### Work to be completed:
Give an exact copy of the data that follows.

### Supplied data:
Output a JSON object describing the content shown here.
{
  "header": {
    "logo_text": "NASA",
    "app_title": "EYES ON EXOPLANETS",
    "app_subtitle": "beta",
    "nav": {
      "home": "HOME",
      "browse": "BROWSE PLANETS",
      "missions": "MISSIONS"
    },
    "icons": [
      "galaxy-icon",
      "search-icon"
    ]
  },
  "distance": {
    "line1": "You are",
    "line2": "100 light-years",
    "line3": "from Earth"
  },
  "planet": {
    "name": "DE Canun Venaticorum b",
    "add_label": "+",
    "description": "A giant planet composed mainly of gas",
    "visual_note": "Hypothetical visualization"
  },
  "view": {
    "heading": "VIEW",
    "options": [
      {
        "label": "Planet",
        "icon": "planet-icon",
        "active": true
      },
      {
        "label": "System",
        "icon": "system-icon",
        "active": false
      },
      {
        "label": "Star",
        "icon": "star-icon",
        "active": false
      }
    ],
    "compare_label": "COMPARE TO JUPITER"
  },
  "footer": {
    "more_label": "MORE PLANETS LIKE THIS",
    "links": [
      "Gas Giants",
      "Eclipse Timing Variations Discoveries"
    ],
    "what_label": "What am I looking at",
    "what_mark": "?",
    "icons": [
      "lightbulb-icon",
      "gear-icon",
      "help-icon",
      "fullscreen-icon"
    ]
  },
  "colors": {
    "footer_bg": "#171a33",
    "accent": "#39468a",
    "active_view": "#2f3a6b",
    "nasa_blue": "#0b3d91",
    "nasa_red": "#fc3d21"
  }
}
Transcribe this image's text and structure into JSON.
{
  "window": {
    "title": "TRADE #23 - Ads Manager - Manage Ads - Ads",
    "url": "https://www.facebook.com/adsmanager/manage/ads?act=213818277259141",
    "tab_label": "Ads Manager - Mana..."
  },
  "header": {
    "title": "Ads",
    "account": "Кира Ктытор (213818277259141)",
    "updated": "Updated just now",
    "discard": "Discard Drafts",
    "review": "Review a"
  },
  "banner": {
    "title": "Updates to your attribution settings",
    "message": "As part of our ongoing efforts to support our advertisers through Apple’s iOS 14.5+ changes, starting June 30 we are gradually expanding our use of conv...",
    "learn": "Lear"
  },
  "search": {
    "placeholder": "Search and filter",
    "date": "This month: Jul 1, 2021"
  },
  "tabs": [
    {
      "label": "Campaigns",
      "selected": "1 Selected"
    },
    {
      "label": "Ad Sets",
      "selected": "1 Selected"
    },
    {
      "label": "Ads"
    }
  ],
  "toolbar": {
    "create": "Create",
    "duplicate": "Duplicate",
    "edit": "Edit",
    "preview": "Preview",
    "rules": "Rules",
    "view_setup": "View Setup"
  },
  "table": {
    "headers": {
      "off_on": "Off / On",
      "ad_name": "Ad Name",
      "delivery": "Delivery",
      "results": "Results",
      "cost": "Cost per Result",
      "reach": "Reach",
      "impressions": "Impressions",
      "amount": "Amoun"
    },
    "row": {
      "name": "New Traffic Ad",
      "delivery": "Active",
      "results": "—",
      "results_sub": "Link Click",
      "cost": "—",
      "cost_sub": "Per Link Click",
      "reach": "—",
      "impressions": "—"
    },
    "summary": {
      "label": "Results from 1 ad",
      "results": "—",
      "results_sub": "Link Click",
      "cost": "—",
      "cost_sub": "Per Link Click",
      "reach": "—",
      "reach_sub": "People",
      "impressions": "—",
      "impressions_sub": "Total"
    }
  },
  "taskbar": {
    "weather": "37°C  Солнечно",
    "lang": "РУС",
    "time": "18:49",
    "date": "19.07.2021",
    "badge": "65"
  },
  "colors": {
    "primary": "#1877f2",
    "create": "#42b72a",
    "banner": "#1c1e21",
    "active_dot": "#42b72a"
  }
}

### Your solution:
Output a JSON object describing the content shown here.
{
  "header": {
    "logo_text": "NASA",
    "app_title": "EYES ON EXOPLANETS",
    "app_subtitle": "beta",
    "nav": {
      "home": "HOME",
      "browse": "BROWSE PLANETS",
      "missions": "MISSIONS"
    },
    "icons": [
      "galaxy-icon",
      "search-icon"
    ]
  },
  "distance": {
    "line1": "You are",
    "line2": "100 light-years",
    "line3": "from Earth"
  },
  "planet": {
    "name": "DE Canun Venaticorum b",
    "add_label": "+",
    "description": "A giant planet composed mainly of gas",
    "visual_note": "Hypothetical visualization"
  },
  "view": {
    "heading": "VIEW",
    "options": [
      {
        "label": "Planet",
        "icon": "planet-icon",
        "active": true
      },
      {
        "label": "System",
        "icon": "system-icon",
        "active": false
      },
      {
        "label": "Star",
        "icon": "star-icon",
        "active": false
      }
    ],
    "compare_label": "COMPARE TO JUPITER"
  },
  "footer": {
    "more_label": "MORE PLANETS LIKE THIS",
    "links": [
      "Gas Giants",
      "Eclipse Timing Variations Discoveries"
    ],
    "what_label": "What am I looking at",
    "what_mark": "?",
    "icons": [
      "lightbulb-icon",
      "gear-icon",
      "help-icon",
      "fullscreen-icon"
    ]
  },
  "colors": {
    "footer_bg": "#171a33",
    "accent": "#39468a",
    "active_view": "#2f3a6b",
    "nasa_blue": "#0b3d91",
    "nasa_red": "#fc3d21"
  }
}
Transcribe this image's text and structure into JSON.
{
  "window": {
    "title": "TRADE #23 - Ads Manager - Manage Ads - Ads",
    "url": "https://www.facebook.com/adsmanager/manage/ads?act=213818277259141",
    "tab_label": "Ads Manager - Mana..."
  },
  "header": {
    "title": "Ads",
    "account": "Кира Ктытор (213818277259141)",
    "updated": "Updated just now",
    "discard": "Discard Drafts",
    "review": "Review a"
  },
  "banner": {
    "title": "Updates to your attribution settings",
    "message": "As part of our ongoing efforts to support our advertisers through Apple’s iOS 14.5+ changes, starting June 30 we are gradually expanding our use of conv...",
    "learn": "Lear"
  },
  "search": {
    "placeholder": "Search and filter",
    "date": "This month: Jul 1, 2021"
  },
  "tabs": [
    {
      "label": "Campaigns",
      "selected": "1 Selected"
    },
    {
      "label": "Ad Sets",
      "selected": "1 Selected"
    },
    {
      "label": "Ads"
    }
  ],
  "toolbar": {
    "create": "Create",
    "duplicate": "Duplicate",
    "edit": "Edit",
    "preview": "Preview",
    "rules": "Rules",
    "view_setup": "View Setup"
  },
  "table": {
    "headers": {
      "off_on": "Off / On",
      "ad_name": "Ad Name",
      "delivery": "Delivery",
      "results": "Results",
      "cost": "Cost per Result",
      "reach": "Reach",
      "impressions": "Impressions",
      "amount": "Amoun"
    },
    "row": {
      "name": "New Traffic Ad",
      "delivery": "Active",
      "results": "—",
      "results_sub": "Link Click",
      "cost": "—",
      "cost_sub": "Per Link Click",
      "reach": "—",
      "impressions": "—"
    },
    "summary": {
      "label": "Results from 1 ad",
      "results": "—",
      "results_sub": "Link Click",
      "cost": "—",
      "cost_sub": "Per Link Click",
      "reach": "—",
      "reach_sub": "People",
      "impressions": "—",
      "impressions_sub": "Total"
    }
  },
  "taskbar": {
    "weather": "37°C  Солнечно",
    "lang": "РУС",
    "time": "18:49",
    "date": "19.07.2021",
    "badge": "65"
  },
  "colors": {
    "primary": "#1877f2",
    "create": "#42b72a",
    "banner": "#1c1e21",
    "active_dot": "#42b72a"
  }
}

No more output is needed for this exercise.